While many may associate Sichuan cuisine with spicy sauces and a liberal amount of peppercorn, connoisseurs of the cuisine will tell you that Sichuan recipes only incorporate spicy elements into a handful of dishes. Sometimes dishes of Sichuan cuisine will be basic enough to cool off the spice from a previous dish before leaving you scrambling for water on the very next plate. A culinary journey, a meal of Sichuan cuisine can frequently stretch on for hours, even though the food often appears in a flash. Characterized by its intense flavor and brisk stir-frying over a hot fire, Sichuan dishes such as Kung Pao chicken have become staples of the cuisine which are recognizable and enjoyed in nearly every corner of the world.
More than just spices, Sichuan cuisine also offers flavors which take your taste buds in sour, salty and sweet directions. After all, the chili pepper which is used in many Sichuan dishes was only introduced to China within the past 300 years. With a history which pre-dates any contact with outside influences, many of the dishes in Sichuan cuisine are based upon recipes stretching back thousands of years.

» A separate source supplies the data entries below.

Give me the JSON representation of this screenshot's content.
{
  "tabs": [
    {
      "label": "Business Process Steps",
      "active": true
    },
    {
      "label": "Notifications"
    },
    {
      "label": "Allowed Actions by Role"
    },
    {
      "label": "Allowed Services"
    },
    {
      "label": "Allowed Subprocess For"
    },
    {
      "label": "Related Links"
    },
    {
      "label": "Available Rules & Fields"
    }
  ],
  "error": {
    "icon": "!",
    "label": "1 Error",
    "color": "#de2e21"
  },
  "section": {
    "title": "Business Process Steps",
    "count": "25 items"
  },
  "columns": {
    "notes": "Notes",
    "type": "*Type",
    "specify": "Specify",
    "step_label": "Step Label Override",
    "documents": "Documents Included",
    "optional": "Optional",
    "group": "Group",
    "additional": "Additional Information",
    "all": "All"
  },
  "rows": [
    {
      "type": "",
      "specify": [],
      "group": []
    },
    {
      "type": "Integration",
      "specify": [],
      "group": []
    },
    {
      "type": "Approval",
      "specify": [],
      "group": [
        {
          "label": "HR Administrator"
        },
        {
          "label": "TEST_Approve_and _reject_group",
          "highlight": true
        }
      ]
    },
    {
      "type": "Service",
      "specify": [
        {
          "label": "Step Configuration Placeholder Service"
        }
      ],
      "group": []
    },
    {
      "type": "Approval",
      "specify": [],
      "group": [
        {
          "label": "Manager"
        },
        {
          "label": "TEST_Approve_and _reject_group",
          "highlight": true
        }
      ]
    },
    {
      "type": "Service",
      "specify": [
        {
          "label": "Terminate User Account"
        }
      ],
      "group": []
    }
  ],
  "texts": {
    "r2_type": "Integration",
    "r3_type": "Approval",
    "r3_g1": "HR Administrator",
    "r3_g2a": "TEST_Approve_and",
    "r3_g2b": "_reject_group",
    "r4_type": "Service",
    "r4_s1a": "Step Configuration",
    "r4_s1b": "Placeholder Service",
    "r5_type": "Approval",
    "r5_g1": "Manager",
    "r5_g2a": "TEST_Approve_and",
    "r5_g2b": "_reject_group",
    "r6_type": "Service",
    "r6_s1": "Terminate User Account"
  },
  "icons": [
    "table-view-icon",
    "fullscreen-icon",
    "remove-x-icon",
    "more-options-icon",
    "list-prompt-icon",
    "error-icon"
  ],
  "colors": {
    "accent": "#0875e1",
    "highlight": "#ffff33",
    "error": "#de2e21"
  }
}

A separate yet important element of Sichuan cuisine is the hot pot dishes found at most food establishments across southern China. Using a pot of simmering stock or flavored broth, everything from thinly sliced meats to vegetables and tofu are marinated and cooked in the stew in an effort to absorb the flavor of the stock. As is to be expected with the Sichuan style, oftentimes the resulting flavors can be quite potent and spicy, but the resulting perspiration is all part of the savory adventure found in the flavorful food of Sichuan.